His prose easily flowing and assured, Moody effortlessly helps the reader to slip into the shoes of Simon, who, as the story progresses, must continuously juggle his fatherly duties towards his devoted seven-year-old son, Joe, and remain sympathetic to an ever-stressed wife whose life-changing work forces an ever-burgeoning wedge between her and the remaining family unit. What makes Moody’s writing so impressive is the fact that all of these characters are so fully realised within a mere fifty pages: You’ll feel for them all – the admittedly derivative plotline becomes a mere shell for the characters to inhabit – and when things go wrong and situations change, their devotion to one another, and especially Simon’s, promotes a level of empathy that regularly stirs emotion as it collides with the ever-present gnawing of something truly horrible waiting just around the corner.

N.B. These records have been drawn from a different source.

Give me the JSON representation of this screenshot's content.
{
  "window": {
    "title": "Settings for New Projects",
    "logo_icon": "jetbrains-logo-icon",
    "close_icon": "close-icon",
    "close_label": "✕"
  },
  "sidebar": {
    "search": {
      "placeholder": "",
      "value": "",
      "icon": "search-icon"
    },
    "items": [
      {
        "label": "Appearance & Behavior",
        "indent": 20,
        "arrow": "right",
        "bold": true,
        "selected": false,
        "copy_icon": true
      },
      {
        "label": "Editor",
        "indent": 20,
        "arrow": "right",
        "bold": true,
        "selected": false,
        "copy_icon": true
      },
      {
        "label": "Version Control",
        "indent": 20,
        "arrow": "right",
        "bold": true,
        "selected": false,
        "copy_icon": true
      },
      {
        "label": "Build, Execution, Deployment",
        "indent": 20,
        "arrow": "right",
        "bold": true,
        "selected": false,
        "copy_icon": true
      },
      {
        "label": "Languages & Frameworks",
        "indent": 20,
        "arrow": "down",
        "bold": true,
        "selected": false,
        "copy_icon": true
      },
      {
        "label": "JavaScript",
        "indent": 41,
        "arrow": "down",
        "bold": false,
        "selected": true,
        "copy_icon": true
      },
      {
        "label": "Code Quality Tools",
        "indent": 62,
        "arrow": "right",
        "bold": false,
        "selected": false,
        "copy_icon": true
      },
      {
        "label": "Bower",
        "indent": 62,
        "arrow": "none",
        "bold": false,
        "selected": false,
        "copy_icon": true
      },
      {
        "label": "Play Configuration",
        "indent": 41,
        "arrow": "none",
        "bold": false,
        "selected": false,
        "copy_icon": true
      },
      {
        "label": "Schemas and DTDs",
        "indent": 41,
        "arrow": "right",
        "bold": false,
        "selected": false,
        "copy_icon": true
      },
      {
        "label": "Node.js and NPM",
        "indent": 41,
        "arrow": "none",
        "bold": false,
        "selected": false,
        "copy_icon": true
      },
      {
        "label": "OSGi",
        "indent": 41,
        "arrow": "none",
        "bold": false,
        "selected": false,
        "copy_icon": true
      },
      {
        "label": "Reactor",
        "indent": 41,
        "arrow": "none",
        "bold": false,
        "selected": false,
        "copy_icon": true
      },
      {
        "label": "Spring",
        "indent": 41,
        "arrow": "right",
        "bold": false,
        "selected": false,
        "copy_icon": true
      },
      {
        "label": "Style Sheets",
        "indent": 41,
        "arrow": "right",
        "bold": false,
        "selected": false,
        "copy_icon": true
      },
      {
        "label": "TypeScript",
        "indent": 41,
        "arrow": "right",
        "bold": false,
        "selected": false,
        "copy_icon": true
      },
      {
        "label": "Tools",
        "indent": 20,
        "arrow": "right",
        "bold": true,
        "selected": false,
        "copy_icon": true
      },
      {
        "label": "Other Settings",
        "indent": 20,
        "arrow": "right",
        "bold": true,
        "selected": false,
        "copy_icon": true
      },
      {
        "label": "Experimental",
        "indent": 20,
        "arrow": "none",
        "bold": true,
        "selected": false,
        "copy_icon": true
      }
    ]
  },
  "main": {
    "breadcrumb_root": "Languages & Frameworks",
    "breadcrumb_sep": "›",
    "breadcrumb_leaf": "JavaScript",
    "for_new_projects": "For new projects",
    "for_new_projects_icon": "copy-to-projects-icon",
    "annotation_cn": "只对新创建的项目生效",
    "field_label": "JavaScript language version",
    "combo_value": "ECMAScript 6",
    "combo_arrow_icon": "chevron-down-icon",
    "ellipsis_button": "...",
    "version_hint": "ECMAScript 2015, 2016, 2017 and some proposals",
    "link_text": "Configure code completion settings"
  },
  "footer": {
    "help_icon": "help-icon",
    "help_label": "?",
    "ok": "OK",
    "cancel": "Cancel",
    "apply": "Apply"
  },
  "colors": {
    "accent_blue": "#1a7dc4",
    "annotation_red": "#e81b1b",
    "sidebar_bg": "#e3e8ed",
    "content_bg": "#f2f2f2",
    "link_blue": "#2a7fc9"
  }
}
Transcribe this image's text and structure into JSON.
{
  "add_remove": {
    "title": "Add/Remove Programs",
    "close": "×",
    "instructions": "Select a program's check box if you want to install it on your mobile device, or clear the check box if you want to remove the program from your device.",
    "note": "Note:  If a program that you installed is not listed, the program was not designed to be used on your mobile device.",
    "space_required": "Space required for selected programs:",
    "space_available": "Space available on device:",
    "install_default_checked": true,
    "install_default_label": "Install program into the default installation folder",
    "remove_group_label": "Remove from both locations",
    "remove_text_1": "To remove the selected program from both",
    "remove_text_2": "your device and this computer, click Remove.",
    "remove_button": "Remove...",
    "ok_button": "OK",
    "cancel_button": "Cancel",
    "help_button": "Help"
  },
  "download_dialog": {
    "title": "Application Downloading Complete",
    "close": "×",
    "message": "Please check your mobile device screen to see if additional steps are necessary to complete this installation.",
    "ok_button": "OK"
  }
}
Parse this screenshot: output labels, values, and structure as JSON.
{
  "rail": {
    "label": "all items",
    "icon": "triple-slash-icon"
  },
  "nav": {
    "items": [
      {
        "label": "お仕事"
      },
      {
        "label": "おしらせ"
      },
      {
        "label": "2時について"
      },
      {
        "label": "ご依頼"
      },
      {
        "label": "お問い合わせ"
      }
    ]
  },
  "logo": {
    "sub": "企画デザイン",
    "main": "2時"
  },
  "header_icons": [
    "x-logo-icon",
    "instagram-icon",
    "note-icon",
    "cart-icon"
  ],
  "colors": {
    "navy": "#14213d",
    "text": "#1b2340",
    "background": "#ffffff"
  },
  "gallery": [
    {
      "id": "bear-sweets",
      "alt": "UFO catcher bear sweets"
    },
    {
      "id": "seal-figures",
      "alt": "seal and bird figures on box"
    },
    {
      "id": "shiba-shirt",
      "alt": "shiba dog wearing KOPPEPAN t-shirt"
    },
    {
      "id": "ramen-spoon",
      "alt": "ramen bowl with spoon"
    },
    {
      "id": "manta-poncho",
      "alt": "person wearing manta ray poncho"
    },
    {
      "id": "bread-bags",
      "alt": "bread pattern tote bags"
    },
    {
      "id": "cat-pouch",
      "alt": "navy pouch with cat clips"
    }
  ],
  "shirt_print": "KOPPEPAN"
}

To reveal much more detail would only be to spoil the experience of Joe & Me, but this being a horror story, it should suffice to say that something horrible does indeed await, and Simon will find himself faced with an agonizing dilemma harbouring consequences of unthinkable magnitude.

Despite the derivative backdrop, by the end Joe & Me will leave you craving more – not just from the world of the Huxtables, but from the rest of This Is Horror’s upcoming chapbook line. It’s easily digestible in a single sitting (and you’ll probably want to go right back and read it again), and while acceptable as a standalone short, it could also make for an immediately gripping first few chapters of a complete novel.

All said, Moody’s story is a remarkably touching insight to everyday lives torn asunder and the undying love of a father for his child – and while a few more heartstrings could most certainly have been tugged on with some less frank narration in the latter stages, not to mention a final line of text that succeeds in being more outwardly laughable in its awkwardness than it does in its intended purpose, things are off to a grand start here. One can only hope that we’ll meet the Huxtables again, somewhere down the line.

Limited to 500 individually signed copies in paperback format, Joe & Me can be purchased over at This Is Horror alongside a discounted subscription to the entire chapbook series.

3 1/2 out of 5

Discuss Joe & Me in the comments section below.

Gareth Jones